→ Required work
Search the records for the string "Tarikh" and copy every line in which it appears.

####

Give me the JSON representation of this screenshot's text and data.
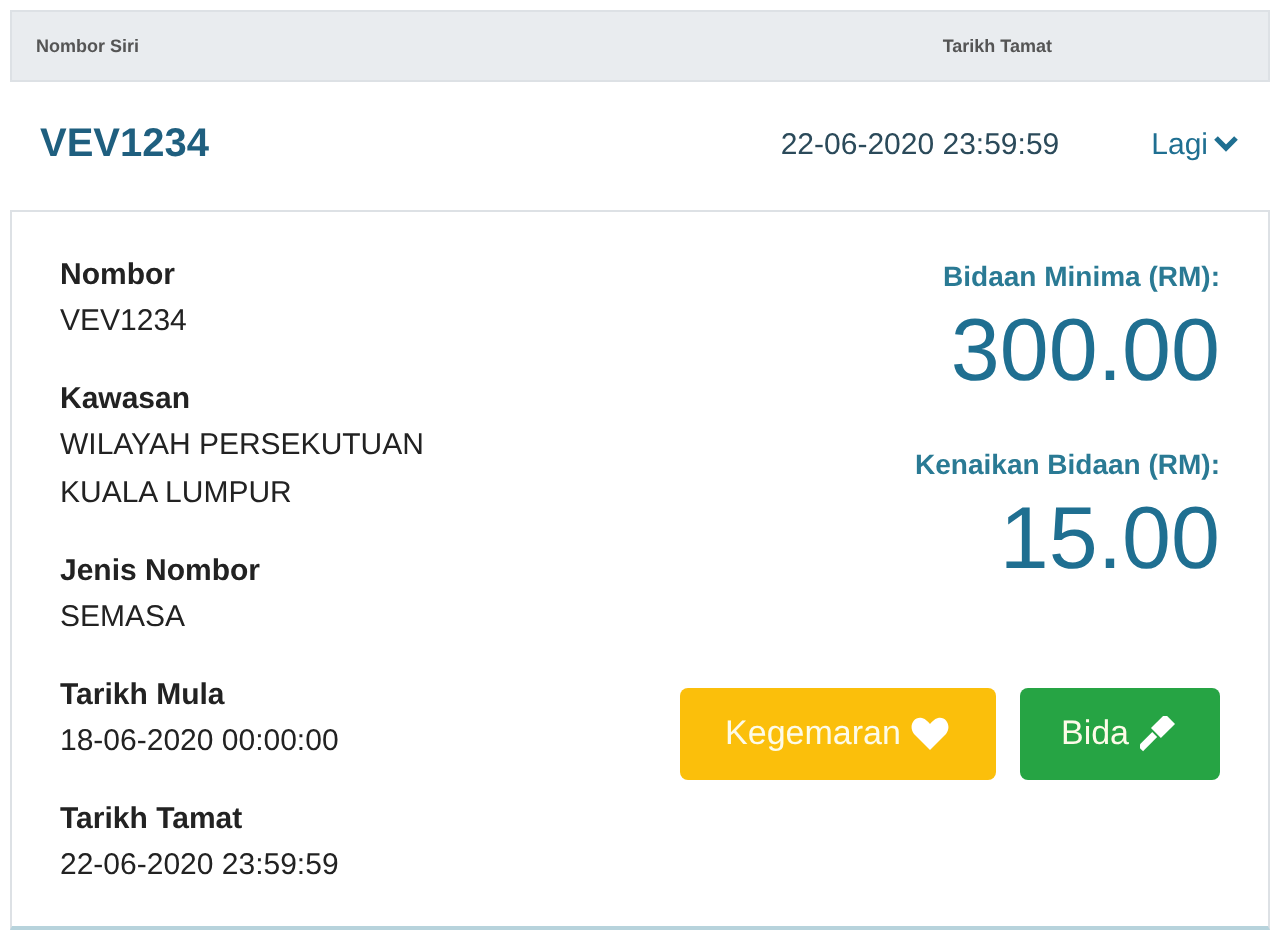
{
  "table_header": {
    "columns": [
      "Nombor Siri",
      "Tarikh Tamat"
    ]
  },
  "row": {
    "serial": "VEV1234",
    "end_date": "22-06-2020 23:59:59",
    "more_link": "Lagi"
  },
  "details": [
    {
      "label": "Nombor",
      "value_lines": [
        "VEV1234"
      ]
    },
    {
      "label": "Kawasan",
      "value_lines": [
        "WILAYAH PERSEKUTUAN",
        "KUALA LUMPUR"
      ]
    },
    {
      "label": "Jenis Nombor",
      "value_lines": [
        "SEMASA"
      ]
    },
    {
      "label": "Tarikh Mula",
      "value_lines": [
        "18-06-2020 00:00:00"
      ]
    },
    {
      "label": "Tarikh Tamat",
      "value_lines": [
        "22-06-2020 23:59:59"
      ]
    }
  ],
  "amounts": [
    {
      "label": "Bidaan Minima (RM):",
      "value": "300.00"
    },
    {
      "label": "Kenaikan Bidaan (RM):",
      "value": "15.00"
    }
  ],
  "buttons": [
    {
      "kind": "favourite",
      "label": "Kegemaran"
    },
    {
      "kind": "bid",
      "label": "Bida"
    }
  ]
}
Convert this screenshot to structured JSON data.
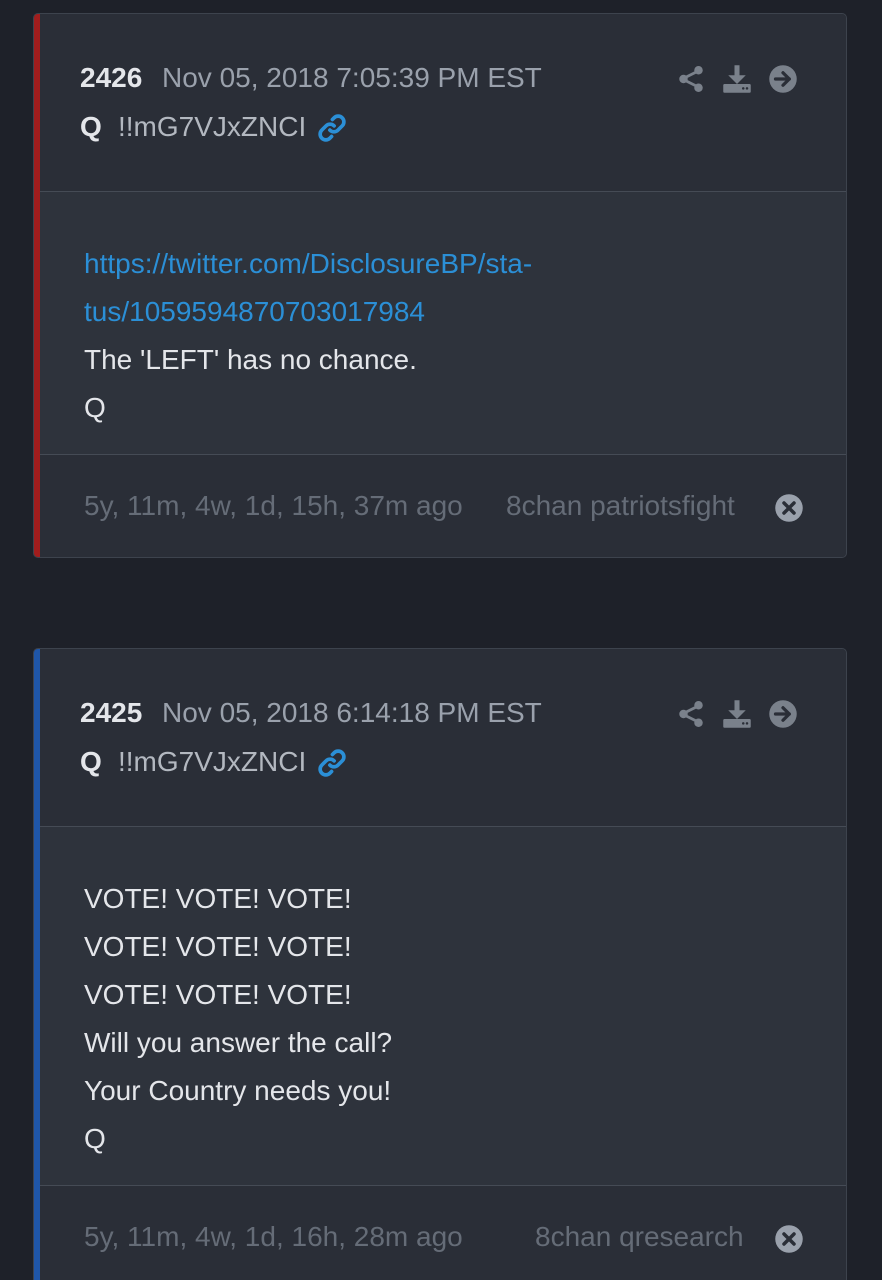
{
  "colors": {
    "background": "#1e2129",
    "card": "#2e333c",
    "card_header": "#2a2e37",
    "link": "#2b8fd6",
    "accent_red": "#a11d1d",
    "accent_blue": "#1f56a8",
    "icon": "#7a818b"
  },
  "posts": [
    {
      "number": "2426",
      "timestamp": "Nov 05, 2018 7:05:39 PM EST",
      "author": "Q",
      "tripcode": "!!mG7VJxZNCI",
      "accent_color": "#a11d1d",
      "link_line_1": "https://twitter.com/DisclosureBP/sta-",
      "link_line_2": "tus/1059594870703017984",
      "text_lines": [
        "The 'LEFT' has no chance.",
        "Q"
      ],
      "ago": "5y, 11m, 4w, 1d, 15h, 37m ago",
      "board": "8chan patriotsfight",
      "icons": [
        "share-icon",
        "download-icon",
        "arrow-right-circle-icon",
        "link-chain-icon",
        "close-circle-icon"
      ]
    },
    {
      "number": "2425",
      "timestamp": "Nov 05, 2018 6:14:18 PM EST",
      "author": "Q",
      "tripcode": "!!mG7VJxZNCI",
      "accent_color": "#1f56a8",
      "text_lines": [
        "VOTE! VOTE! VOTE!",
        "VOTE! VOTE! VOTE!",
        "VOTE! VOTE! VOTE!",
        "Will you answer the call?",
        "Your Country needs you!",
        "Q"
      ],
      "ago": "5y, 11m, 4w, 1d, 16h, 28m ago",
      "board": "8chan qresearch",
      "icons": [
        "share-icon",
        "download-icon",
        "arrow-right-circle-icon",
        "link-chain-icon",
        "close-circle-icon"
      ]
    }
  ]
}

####

→ Solution for this exercise
      "Tarikh Tamat"
      "label": "Tarikh Mula",
      "label": "Tarikh Tamat",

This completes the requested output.